Review Summary: There's a headache in my head from listening to this too much.
Recently I had the privilege of seeing Tiny Moving Parts live at Bled Fest, and walked away having seen one of my favorite shows of the day, with an utterly sweat-drenched body and a missing shoe. Their new album, Celebrate, was released a week prior to the show, so I had time to learn to scream most of the lyrics. Tiny Moving Parts were not only the main highlight for me at Bled Fest this year, but have also released my favorite album of 2016.
Celebrate takes listeners in a fresh direction for Tiny Moving Parts, seamlessly weaving pop-punk, emo, and math rock together. This album is upbeat while retaining the amazing technical delivery that Tiny Moving Parts are so well known for. Celebrate still has its softer moments, especially in “Common Cold,” “Stay Warm,” and “Minnow.” Yet, through and through, the album exercises an energetic and happy tone.

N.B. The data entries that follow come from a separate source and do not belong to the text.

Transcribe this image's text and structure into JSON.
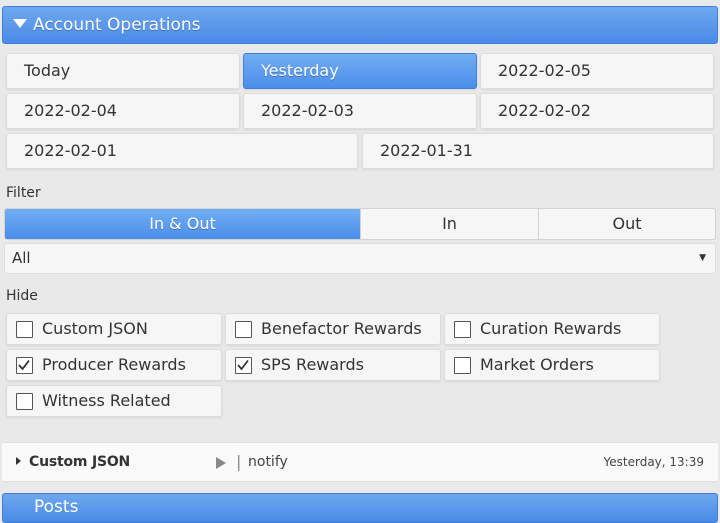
{
  "header": {
    "title": "Account Operations"
  },
  "date_buttons": [
    {
      "label": "Today",
      "active": false
    },
    {
      "label": "Yesterday",
      "active": true
    },
    {
      "label": "2022-02-05",
      "active": false
    },
    {
      "label": "2022-02-04",
      "active": false
    },
    {
      "label": "2022-02-03",
      "active": false
    },
    {
      "label": "2022-02-02",
      "active": false
    },
    {
      "label": "2022-02-01",
      "active": false
    },
    {
      "label": "2022-01-31",
      "active": false
    }
  ],
  "filter": {
    "label": "Filter",
    "segments": [
      {
        "label": "In & Out",
        "active": true
      },
      {
        "label": "In",
        "active": false
      },
      {
        "label": "Out",
        "active": false
      }
    ],
    "select_value": "All"
  },
  "hide": {
    "label": "Hide",
    "options": [
      {
        "label": "Custom JSON",
        "checked": false
      },
      {
        "label": "Benefactor Rewards",
        "checked": false
      },
      {
        "label": "Curation Rewards",
        "checked": false
      },
      {
        "label": "Producer Rewards",
        "checked": true
      },
      {
        "label": "SPS Rewards",
        "checked": true
      },
      {
        "label": "Market Orders",
        "checked": false
      },
      {
        "label": "Witness Related",
        "checked": false
      }
    ]
  },
  "operations": [
    {
      "type": "Custom JSON",
      "id": "notify",
      "time": "Yesterday, 13:39"
    }
  ],
  "next_section": {
    "title": "Posts"
  }
}
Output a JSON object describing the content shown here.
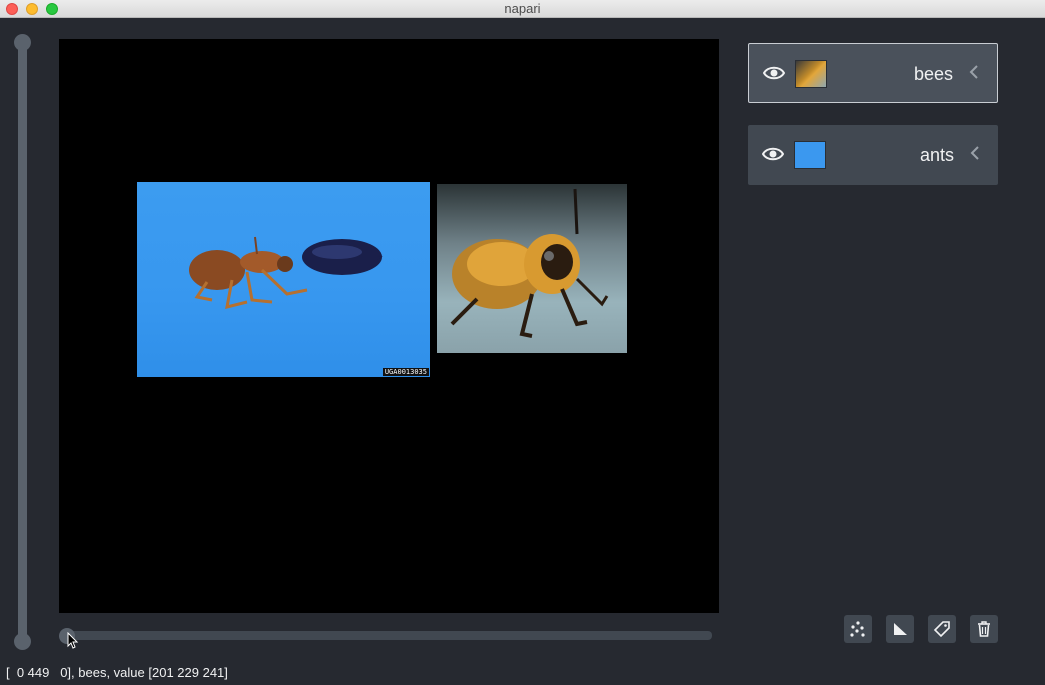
{
  "window": {
    "title": "napari"
  },
  "canvas": {
    "ants_image_label": "UGA0013035"
  },
  "layers": [
    {
      "name": "bees",
      "visible": true,
      "selected": true,
      "thumbnail_icon": "bees-thumbnail"
    },
    {
      "name": "ants",
      "visible": true,
      "selected": false,
      "thumbnail_icon": "ants-thumbnail"
    }
  ],
  "layer_buttons": [
    {
      "name": "new-points-layer",
      "icon": "points-icon"
    },
    {
      "name": "new-shapes-layer",
      "icon": "shapes-icon"
    },
    {
      "name": "new-labels-layer",
      "icon": "label-tag-icon"
    },
    {
      "name": "delete-layer",
      "icon": "trash-icon"
    }
  ],
  "status_bar": {
    "text": "[  0 449   0], bees, value [201 229 241]"
  },
  "colors": {
    "background": "#262930",
    "panel": "#414851",
    "foreground": "#f0f1f2",
    "slider": "#5a626c"
  }
}
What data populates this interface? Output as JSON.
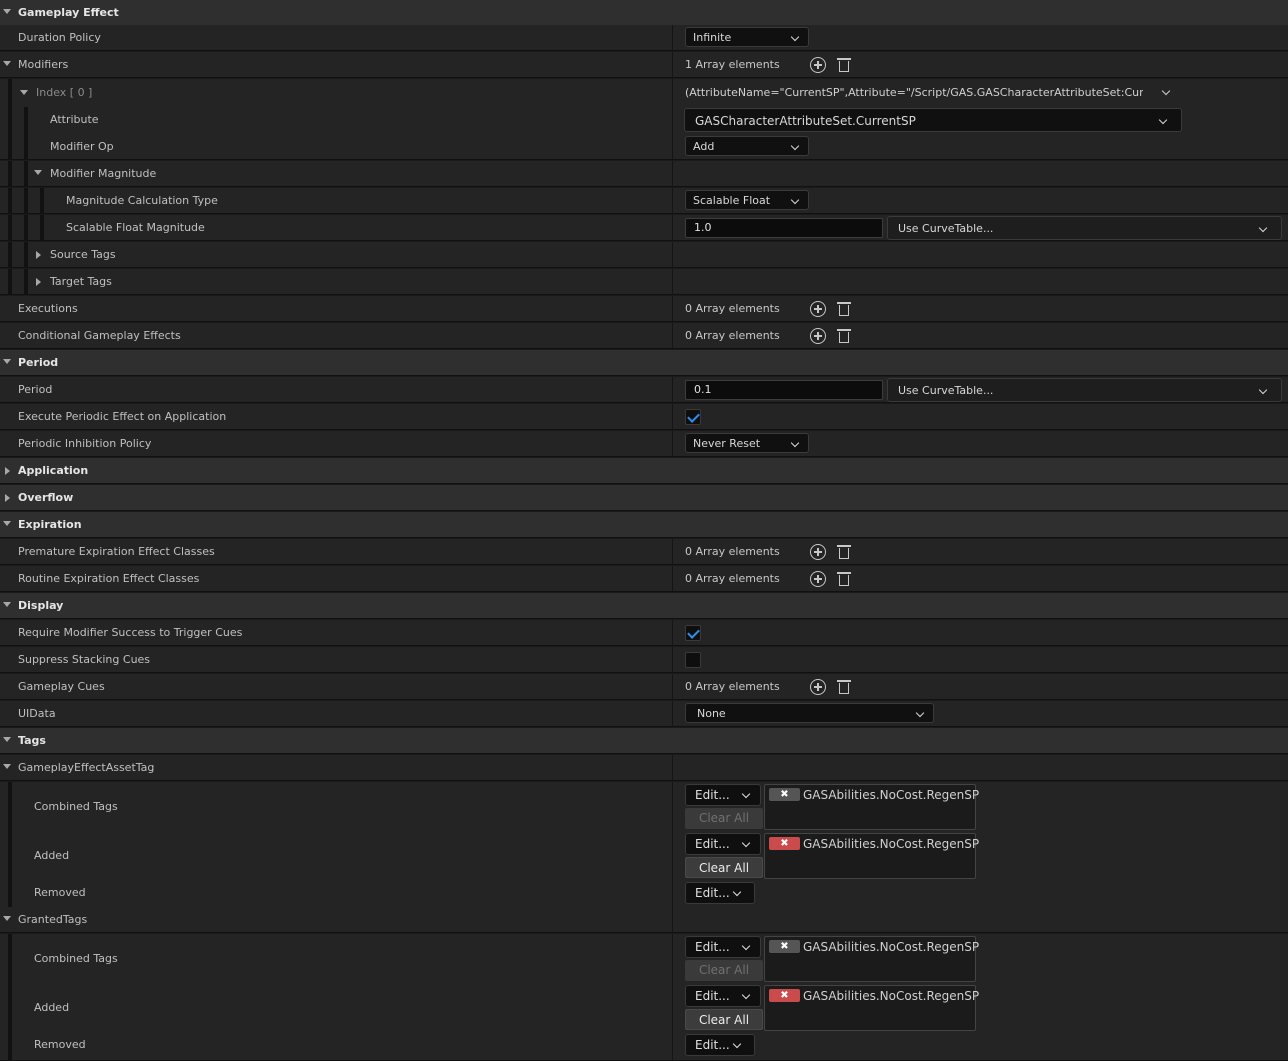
{
  "gameplay_effect": {
    "category": "Gameplay Effect",
    "duration_policy": {
      "label": "Duration Policy",
      "value": "Infinite"
    },
    "modifiers": {
      "label": "Modifiers",
      "count": "1 Array elements",
      "index_label": "Index [ 0 ]",
      "index_value": "(AttributeName=\"CurrentSP\",Attribute=\"/Script/GAS.GASCharacterAttributeSet:CurrentSP\",A",
      "attribute": {
        "label": "Attribute",
        "value": "GASCharacterAttributeSet.CurrentSP"
      },
      "modifier_op": {
        "label": "Modifier Op",
        "value": "Add"
      },
      "modifier_magnitude": "Modifier Magnitude",
      "calc_type": {
        "label": "Magnitude Calculation Type",
        "value": "Scalable Float"
      },
      "scalable_float": {
        "label": "Scalable Float Magnitude",
        "value": "1.0",
        "curve": "Use CurveTable..."
      },
      "source_tags": "Source Tags",
      "target_tags": "Target Tags"
    },
    "executions": {
      "label": "Executions",
      "count": "0 Array elements"
    },
    "conditional": {
      "label": "Conditional Gameplay Effects",
      "count": "0 Array elements"
    }
  },
  "period": {
    "category": "Period",
    "period": {
      "label": "Period",
      "value": "0.1",
      "curve": "Use CurveTable..."
    },
    "execute_on_application": {
      "label": "Execute Periodic Effect on Application",
      "checked": true
    },
    "inhibition": {
      "label": "Periodic Inhibition Policy",
      "value": "Never Reset"
    }
  },
  "application": {
    "category": "Application"
  },
  "overflow": {
    "category": "Overflow"
  },
  "expiration": {
    "category": "Expiration",
    "premature": {
      "label": "Premature Expiration Effect Classes",
      "count": "0 Array elements"
    },
    "routine": {
      "label": "Routine Expiration Effect Classes",
      "count": "0 Array elements"
    }
  },
  "display": {
    "category": "Display",
    "require_success": {
      "label": "Require Modifier Success to Trigger Cues",
      "checked": true
    },
    "suppress_stacking": {
      "label": "Suppress Stacking Cues",
      "checked": false
    },
    "gameplay_cues": {
      "label": "Gameplay Cues",
      "count": "0 Array elements"
    },
    "uidata": {
      "label": "UIData",
      "value": "None"
    }
  },
  "tags": {
    "category": "Tags",
    "asset_tag": {
      "label": "GameplayEffectAssetTag",
      "combined": {
        "label": "Combined Tags",
        "edit": "Edit...",
        "clear": "Clear All",
        "tag": "GASAbilities.NoCost.RegenSP"
      },
      "added": {
        "label": "Added",
        "edit": "Edit...",
        "clear": "Clear All",
        "tag": "GASAbilities.NoCost.RegenSP"
      },
      "removed": {
        "label": "Removed",
        "edit": "Edit..."
      }
    },
    "granted_tags": {
      "label": "GrantedTags",
      "combined": {
        "label": "Combined Tags",
        "edit": "Edit...",
        "clear": "Clear All",
        "tag": "GASAbilities.NoCost.RegenSP"
      },
      "added": {
        "label": "Added",
        "edit": "Edit...",
        "clear": "Clear All",
        "tag": "GASAbilities.NoCost.RegenSP"
      },
      "removed": {
        "label": "Removed",
        "edit": "Edit..."
      }
    }
  },
  "glyphs": {
    "remove_tag": "✖"
  },
  "colors": {
    "check": "#2f8ef0",
    "tag_remove_active": "#c94b4b",
    "tag_remove_inactive": "#555555"
  }
}
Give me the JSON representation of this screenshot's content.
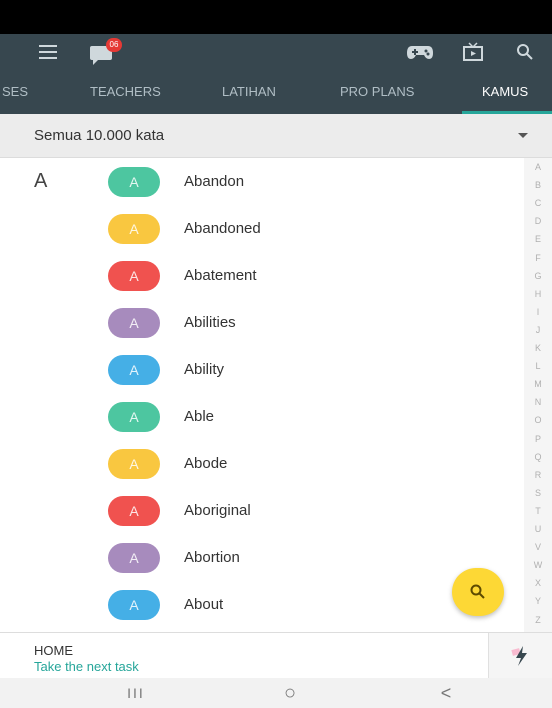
{
  "header": {
    "notification_count": "06",
    "icons": [
      "menu-icon",
      "chat-icon",
      "gamepad-icon",
      "tv-icon",
      "search-icon"
    ]
  },
  "tabs": [
    {
      "label": "SES",
      "active": false
    },
    {
      "label": "TEACHERS",
      "active": false
    },
    {
      "label": "LATIHAN",
      "active": false
    },
    {
      "label": "PRO PLANS",
      "active": false
    },
    {
      "label": "KAMUS",
      "active": true
    }
  ],
  "filter": {
    "selected": "Semua 10.000 kata"
  },
  "section_letter": "A",
  "words": [
    {
      "word": "Abandon",
      "initial": "A",
      "color": "#4dc6a0"
    },
    {
      "word": "Abandoned",
      "initial": "A",
      "color": "#f9c740"
    },
    {
      "word": "Abatement",
      "initial": "A",
      "color": "#f0524f"
    },
    {
      "word": "Abilities",
      "initial": "A",
      "color": "#a78bbd"
    },
    {
      "word": "Ability",
      "initial": "A",
      "color": "#45afe6"
    },
    {
      "word": "Able",
      "initial": "A",
      "color": "#4dc6a0"
    },
    {
      "word": "Abode",
      "initial": "A",
      "color": "#f9c740"
    },
    {
      "word": "Aboriginal",
      "initial": "A",
      "color": "#f0524f"
    },
    {
      "word": "Abortion",
      "initial": "A",
      "color": "#a78bbd"
    },
    {
      "word": "About",
      "initial": "A",
      "color": "#45afe6"
    }
  ],
  "alphabet": [
    "A",
    "B",
    "C",
    "D",
    "E",
    "F",
    "G",
    "H",
    "I",
    "J",
    "K",
    "L",
    "M",
    "N",
    "O",
    "P",
    "Q",
    "R",
    "S",
    "T",
    "U",
    "V",
    "W",
    "X",
    "Y",
    "Z"
  ],
  "bottom": {
    "home_label": "HOME",
    "task_text": "Take the next task"
  },
  "nav": {
    "recents": "III",
    "home": "○",
    "back": "<"
  },
  "colors": {
    "app_bar": "#37474f",
    "accent": "#26a69a",
    "fab": "#fdd835"
  }
}
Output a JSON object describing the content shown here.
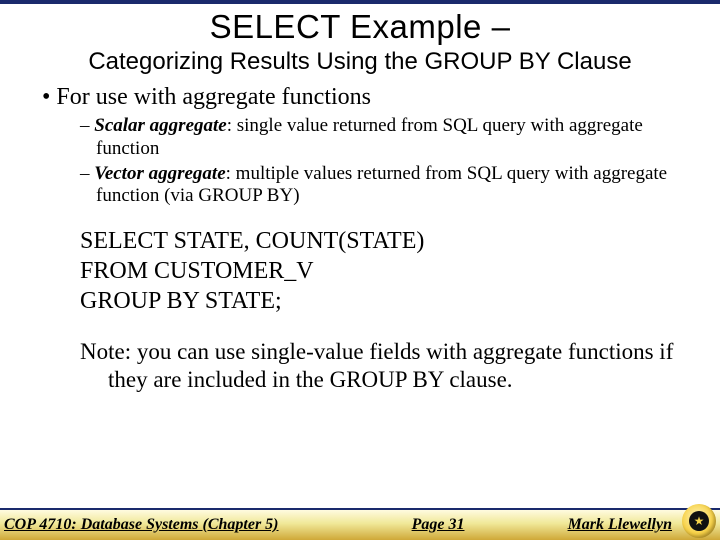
{
  "title": {
    "main": "SELECT Example –",
    "sub": "Categorizing Results Using the GROUP BY Clause"
  },
  "bullet_main": "For use with aggregate functions",
  "sub_bullets": [
    {
      "term": "Scalar aggregate",
      "rest": ": single value returned from SQL query with aggregate function"
    },
    {
      "term": "Vector aggregate",
      "rest": ": multiple values returned from SQL query with aggregate function (via GROUP BY)"
    }
  ],
  "sql": {
    "line1": "SELECT STATE, COUNT(STATE)",
    "line2": "FROM CUSTOMER_V",
    "line3": "GROUP BY STATE;"
  },
  "note": "Note: you can use single-value fields with aggregate functions if they are included in the GROUP BY clause.",
  "footer": {
    "left": "COP 4710: Database Systems  (Chapter 5)",
    "center": "Page 31",
    "right": "Mark Llewellyn"
  }
}
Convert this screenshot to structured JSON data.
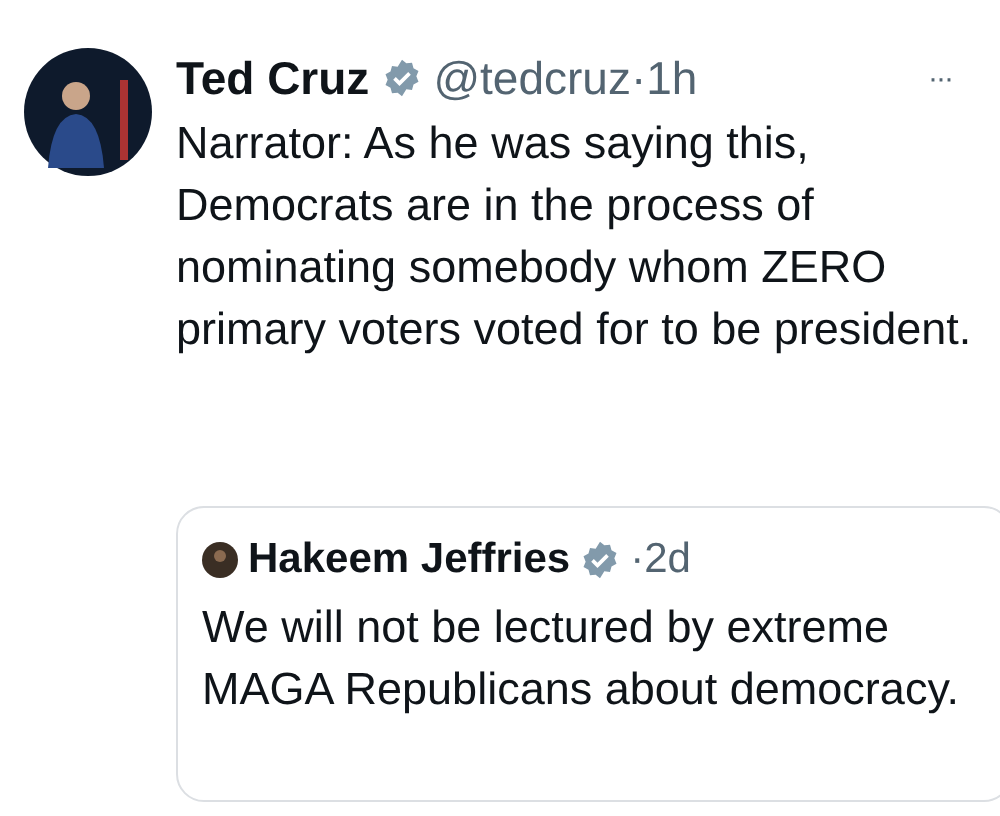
{
  "post": {
    "author": "Ted Cruz",
    "verified": true,
    "handle": "@tedcruz",
    "separator": "·",
    "time": "1h",
    "more": "···",
    "text": "Narrator: As he was saying this, Democrats are in the process of nominating somebody whom ZERO primary voters voted for to be president.",
    "quote": {
      "author": "Hakeem Jeffries",
      "verified": true,
      "separator": "·",
      "time": "2d",
      "text": "We will not be lectured by extreme MAGA Republicans about democracy."
    }
  }
}
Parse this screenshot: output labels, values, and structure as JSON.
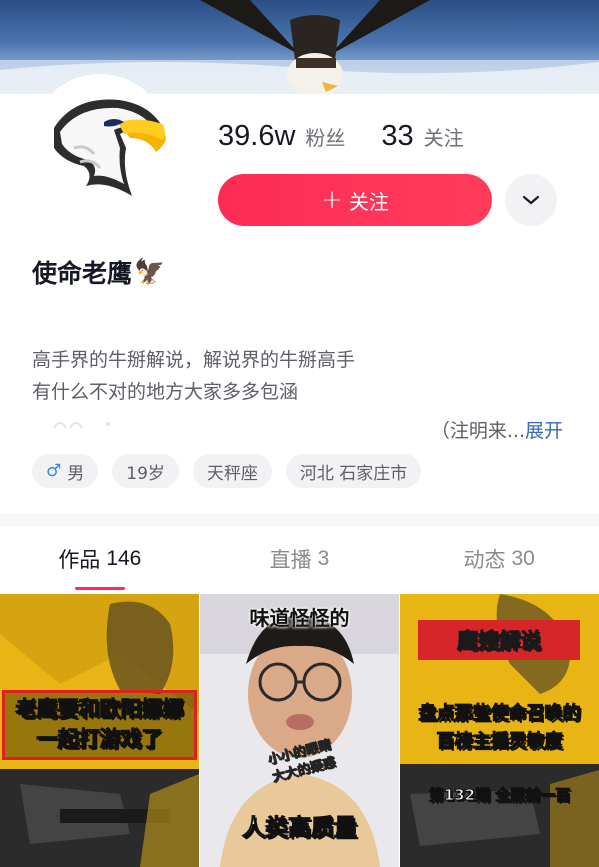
{
  "profile": {
    "name": "使命老鹰",
    "name_emoji": "🦅",
    "stats": {
      "followers_value": "39.6w",
      "followers_label": "粉丝",
      "following_value": "33",
      "following_label": "关注"
    },
    "follow_button_label": "关注",
    "bio_lines": [
      "高手界的牛掰解说，解说界的牛掰高手",
      "有什么不对的地方大家多多包涵"
    ],
    "bio_continued": "（注明来...",
    "expand_label": "展开",
    "tags": {
      "gender": "男",
      "gender_icon": "male-icon",
      "age": "19岁",
      "zodiac": "天秤座",
      "location": "河北 石家庄市"
    },
    "accent_color": "#fe2c55"
  },
  "tabs": [
    {
      "label": "作品",
      "count": "146",
      "active": true
    },
    {
      "label": "直播",
      "count": "3",
      "active": false
    },
    {
      "label": "动态",
      "count": "30",
      "active": false
    }
  ],
  "videos": [
    {
      "caption_lines": [
        "老鹰要和欧阳娜娜",
        "一起打游戏了"
      ]
    },
    {
      "top_text": "味道怪怪的",
      "middle_lines": [
        "小小的眼睛",
        "大大的疑惑"
      ],
      "bottom_text": "人类高质量"
    },
    {
      "badge": "鹰嫂解说",
      "caption_lines": [
        "盘点那些使命召唤的",
        "百榜主播灵敏度"
      ],
      "footer": "第132期 全服前一百"
    }
  ]
}
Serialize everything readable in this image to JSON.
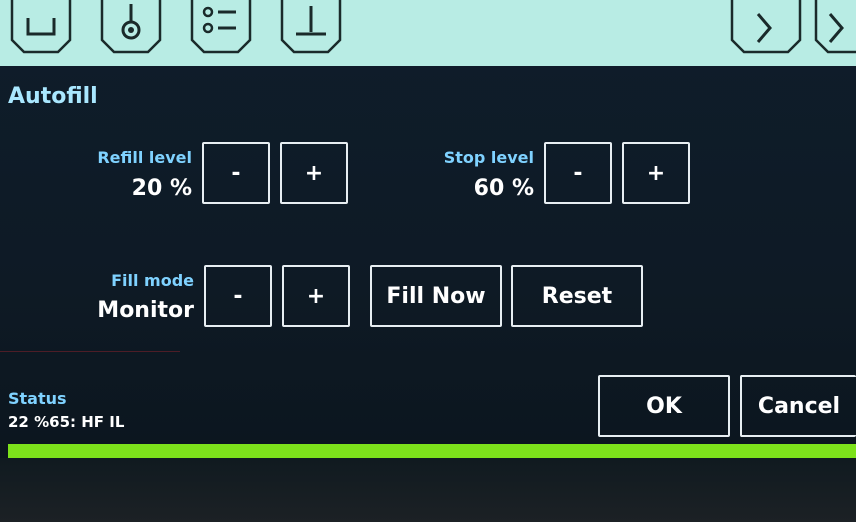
{
  "app": {
    "title": "Autofill"
  },
  "top_icons": [
    {
      "name": "box-icon"
    },
    {
      "name": "thermometer-icon"
    },
    {
      "name": "list-icon"
    },
    {
      "name": "baseline-icon"
    },
    {
      "name": "chevron-left-icon"
    },
    {
      "name": "chevron-right-icon"
    }
  ],
  "refill": {
    "label": "Refill level",
    "value": "20 %",
    "minus": "-",
    "plus": "+"
  },
  "stop": {
    "label": "Stop level",
    "value": "60 %",
    "minus": "-",
    "plus": "+"
  },
  "fill_mode": {
    "label": "Fill mode",
    "value": "Monitor",
    "minus": "-",
    "plus": "+"
  },
  "actions": {
    "fill_now": "Fill Now",
    "reset": "Reset"
  },
  "status": {
    "label": "Status",
    "value": "22 %65: HF IL",
    "progress_percent": 100
  },
  "dialog": {
    "ok": "OK",
    "cancel": "Cancel"
  },
  "colors": {
    "accent_label": "#7fd2ff",
    "progress": "#7de21b",
    "top_bar": "#b8ece4"
  }
}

The album starts off with “Good Enough,” which works as the perfect opener, showcasing vocalist/guitarist Dylan Mattheisen’s beautiful finger-tapping guitar work, and instantly we’re thrown into the gang vocals of “Nothing’s ever good enough!” Next up is “Happy Birthday,” which is possibly one of the best singalong songs off the album (in addition to“Birdhouse” and “Headache”). “Birdhouse” has possibly my favorite riff on the record, if not one of my favorite opening guitar riffs ever, blending pop-punk punchiness and the brightness of finger-tapping guitar work. “You were drenched down to the bone/I was so cold yet so warm/we went inside, and dried out the night/well, everything is gone, but the memory remains,” couldn’t have been a better closer, yelled with poetic precision. The fourth track, “Headache,” is by far the most pop-punk-esque song on the record. Jumping a bit farther in, you’ll find TMP utilizing a finger-tapping intro over a looping guitar track in “Breathe Deep,” eighth notes at first, then sixteenth notes, lending another degree of complexity to their work.
With Tiny Moving Parts, I appreciate how their poetic lyrics and similarly eloquent guitar work fits together. With Celebrate, because of the much more energetic vibe, the lyrics fit absolutely perfectly, with desperate, bittersweet reflections made in search for joy. “Swimming in circles is all that I know/well, I’m a lost minnow with nowhere to go/maybe everything is meant to be,” closes “Minnow” in a bittersweet crossroads left for the listener to interpret. If the band’s musical and lyrical mixture wasn’t already uniquely great in Pleasant Living, then they are at their best on Celebrate. Even the music video for “Headache” says some things about the themes woven into the record.
All in all, I couldn’t find any problems with Tiny Moving Part’s Celebrate, although for those who would want slower and softer songs all the way through, you might be disappointed. That being said, there are still softer, more delicate parts, and I didn’t find the lack of softer songs annoying . And it’s not as if there isn’t any intricate guitar work—rather, it’s everywhere; you won’t find a song that Mattheisen fails to produce technically proficient guitar work. Even Billy Chevalier expounds on his quirky and ridiculously fun drum patterns, which fit gloriously in TMP’s montage of influences. For pop-punk fans who want to experience a top-notch math rock band, Celebrate is the album for you.
And for me, this is album of the year material right here.